The environmental resistance of the alloy compositions of tables 1 (b) and 2 was evaluated by means of isothermal oxidation at 1000 and 1050° C. in a laboratory furnace. Presented in FIG. 3 are experimental data which show the oxidation lives of the preferred and experimental alloy compositions after oxidation at 1050° C. All data have been normalized with respect to EC0, the prior art coating composition. (It should be noted that testing at 1000° C. yields the same ranking as testing at 1050° C. but requires longer testing times.) Surprisingly, coating EC6 (increased cobalt and chromium content, no rhenium compared to ECO) showed poor oxidation resistance which yielded 50% reduction in life compared to prior art coating EC0 which is not acceptable. The figure clearly illustrates that the oxidation life of the preferred coating compositions decreased by 20% compared to EC0, which is an acceptable sacrifice in environmental resistance yet a dramatic improvement in thermomechanical properties.
It is important to understand that only the combination of the elements claimed in Table 1 results in the desirable and stable β+γ phase structure (in the requested phase proportions) with excellent oxidation/corrosion resistance and excellent mechanical properties. The excess of alloying elements, such as Cr, Al, Ta, Si, Re, results in the precipitation of detrimental σ-, Heusler-, or r-phases.
Lower than the specified levels of Al, Cr, and Si lead to reduced oxidation and/or corrosion resistance and increases the rate of oxide growth, and hence, should be avoided in case that the coating is to be used as a TBC bond coat.
Typically, MCrAlY coatings contain 0.5 to 1 wt % Y which has a powerful effect on the oxidation resistance of the alloy. In some fashion, Y acts to improve the adherence of the oxide scale which forms on the coating, thereby substantially reducing spallation. A variety of other so-called oxygen active elements (La, Ce, Zr, Hf, Si) have been proposed to replace or supplement the Y content. In the present invention Y is added in amounts on the order of 0.005 to 0.5 wt %, La and elements from the Lanthanide series in amounts ranging from 0 to 0.5 wt %.
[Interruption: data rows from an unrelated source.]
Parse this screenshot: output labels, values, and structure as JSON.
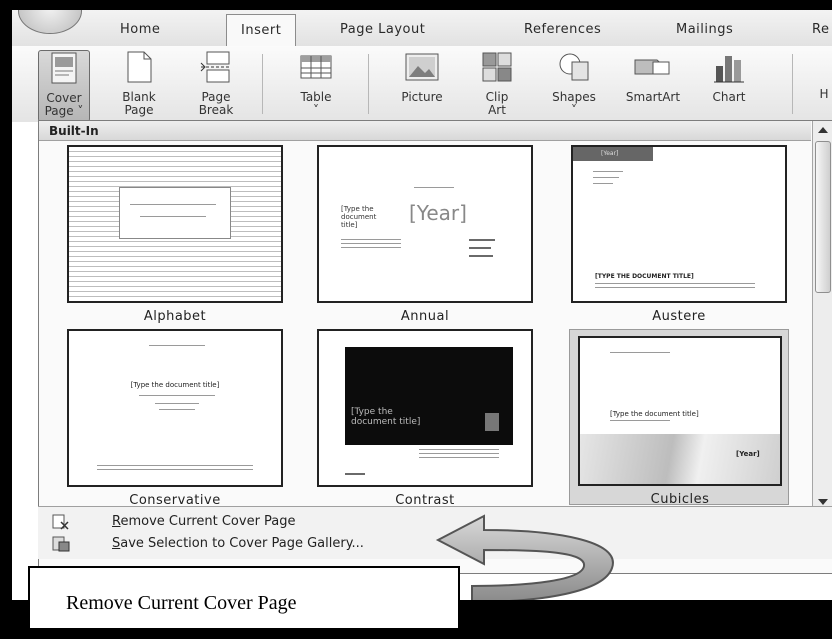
{
  "ribbon": {
    "tabs": [
      {
        "label": "Home",
        "active": false
      },
      {
        "label": "Insert",
        "active": true
      },
      {
        "label": "Page Layout",
        "active": false
      },
      {
        "label": "References",
        "active": false
      },
      {
        "label": "Mailings",
        "active": false
      },
      {
        "label": "Re",
        "active": false
      }
    ],
    "buttons": [
      {
        "label1": "Cover",
        "label2": "Page ˅",
        "icon": "cover-page-icon"
      },
      {
        "label1": "Blank",
        "label2": "Page",
        "icon": "blank-page-icon"
      },
      {
        "label1": "Page",
        "label2": "Break",
        "icon": "page-break-icon"
      },
      {
        "label1": "Table",
        "label2": "˅",
        "icon": "table-icon"
      },
      {
        "label1": "Picture",
        "label2": "",
        "icon": "picture-icon"
      },
      {
        "label1": "Clip",
        "label2": "Art",
        "icon": "clip-art-icon"
      },
      {
        "label1": "Shapes",
        "label2": "˅",
        "icon": "shapes-icon"
      },
      {
        "label1": "SmartArt",
        "label2": "",
        "icon": "smartart-icon"
      },
      {
        "label1": "Chart",
        "label2": "",
        "icon": "chart-icon"
      },
      {
        "label1": "H",
        "label2": "",
        "icon": ""
      }
    ]
  },
  "gallery": {
    "header": "Built-In",
    "items": [
      {
        "name": "Alphabet"
      },
      {
        "name": "Annual",
        "title_ph": "[Type the document title]",
        "year_ph": "[Year]"
      },
      {
        "name": "Austere",
        "title_ph": "[TYPE THE DOCUMENT TITLE]",
        "year_ph": "[Year]"
      },
      {
        "name": "Conservative",
        "title_ph": "[Type the document title]"
      },
      {
        "name": "Contrast",
        "title_ph": "[Type the document title]"
      },
      {
        "name": "Cubicles",
        "title_ph": "[Type the document title]",
        "year_ph": "[Year]"
      }
    ]
  },
  "menu": {
    "remove": {
      "first": "R",
      "rest": "emove Current Cover Page",
      "icon": "remove-cover-icon"
    },
    "save": {
      "first": "S",
      "rest": "ave Selection to Cover Page Gallery...",
      "icon": "save-selection-icon"
    }
  },
  "callout": {
    "text": "Remove Current Cover Page"
  }
}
The presence of Si in the alloy increases the activity of Al and, thus, its oxidation resistance. Si contents >2.5 wt %, however, must be avoided in order to prevent precipitation of brittle Ni (Ta, Si) phases. The beneficial role of Ta on oxidation performance, particularly when combined with Si, is known, however, computer modeling of the phase structure shows that in order to avoid embrittlement of the coating the combined content of (Si+Ta) must not exceed 2.5 wt %. In the present invention Ta is added in amounts ranging from 0.2 to 1%.
The beneficial role of Ca and Mg on oxidation resistance is related to their ability to react with sulphur and oxygen and form stable and inert reaction products. However, higher than specified amounts of Ca and Mg should be avoided to avoid increasing oxidation rates.